ASSIGNMENT: Taking the records line by line, how many lines contain the word "views"? Answer with the number only.

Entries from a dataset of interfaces
==*==

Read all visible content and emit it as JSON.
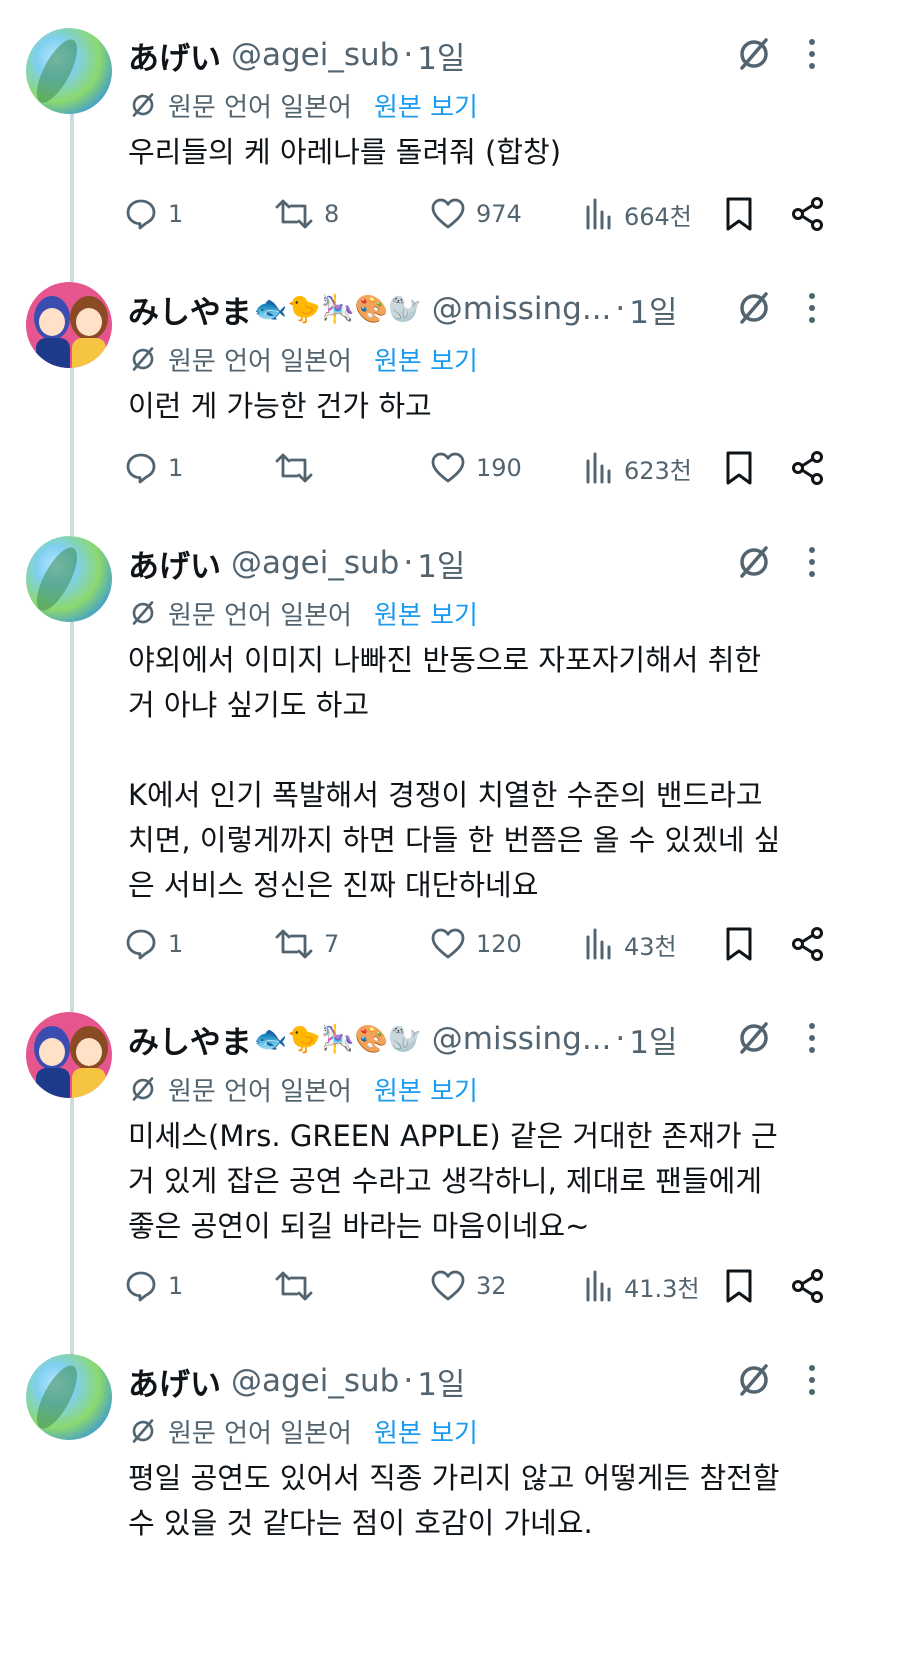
{
  "translation": {
    "label": "원문 언어 일본어",
    "link": "원본 보기"
  },
  "icons": [
    "translate-icon",
    "more-icon",
    "reply-icon",
    "retweet-icon",
    "like-icon",
    "views-icon",
    "bookmark-icon",
    "share-icon"
  ],
  "colors": {
    "text": "#0f1419",
    "muted": "#536471",
    "link": "#1d9bf0",
    "thread_line": "#cfd9de"
  },
  "tweets": [
    {
      "name": "あげい",
      "emoji": "",
      "handle": "@agei_sub",
      "time": "1일",
      "text": "우리들의 케 아레나를 돌려줘 (합창)",
      "replies": "1",
      "retweets": "8",
      "likes": "974",
      "views": "664천"
    },
    {
      "name": "みしやま",
      "emoji": "🐟🐤🎠🎨🦭",
      "handle": "@missing...",
      "time": "1일",
      "text": "이런 게 가능한 건가 하고",
      "replies": "1",
      "retweets": "",
      "likes": "190",
      "views": "623천"
    },
    {
      "name": "あげい",
      "emoji": "",
      "handle": "@agei_sub",
      "time": "1일",
      "text": "야외에서 이미지 나빠진 반동으로 자포자기해서 취한\n거 아냐 싶기도 하고\n\nK에서 인기 폭발해서 경쟁이 치열한 수준의 밴드라고\n치면, 이렇게까지 하면 다들 한 번쯤은 올 수 있겠네 싶\n은 서비스 정신은 진짜 대단하네요",
      "replies": "1",
      "retweets": "7",
      "likes": "120",
      "views": "43천"
    },
    {
      "name": "みしやま",
      "emoji": "🐟🐤🎠🎨🦭",
      "handle": "@missing...",
      "time": "1일",
      "text": "미세스(Mrs. GREEN APPLE) 같은 거대한 존재가 근\n거 있게 잡은 공연 수라고 생각하니, 제대로 팬들에게\n좋은 공연이 되길 바라는 마음이네요~",
      "replies": "1",
      "retweets": "",
      "likes": "32",
      "views": "41.3천"
    },
    {
      "name": "あげい",
      "emoji": "",
      "handle": "@agei_sub",
      "time": "1일",
      "text": "평일 공연도 있어서 직종 가리지 않고 어떻게든 참전할\n수 있을 것 같다는 점이 호감이 가네요.",
      "replies": "",
      "retweets": "",
      "likes": "",
      "views": ""
    }
  ]
}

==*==

YOUR RESPONSE: 6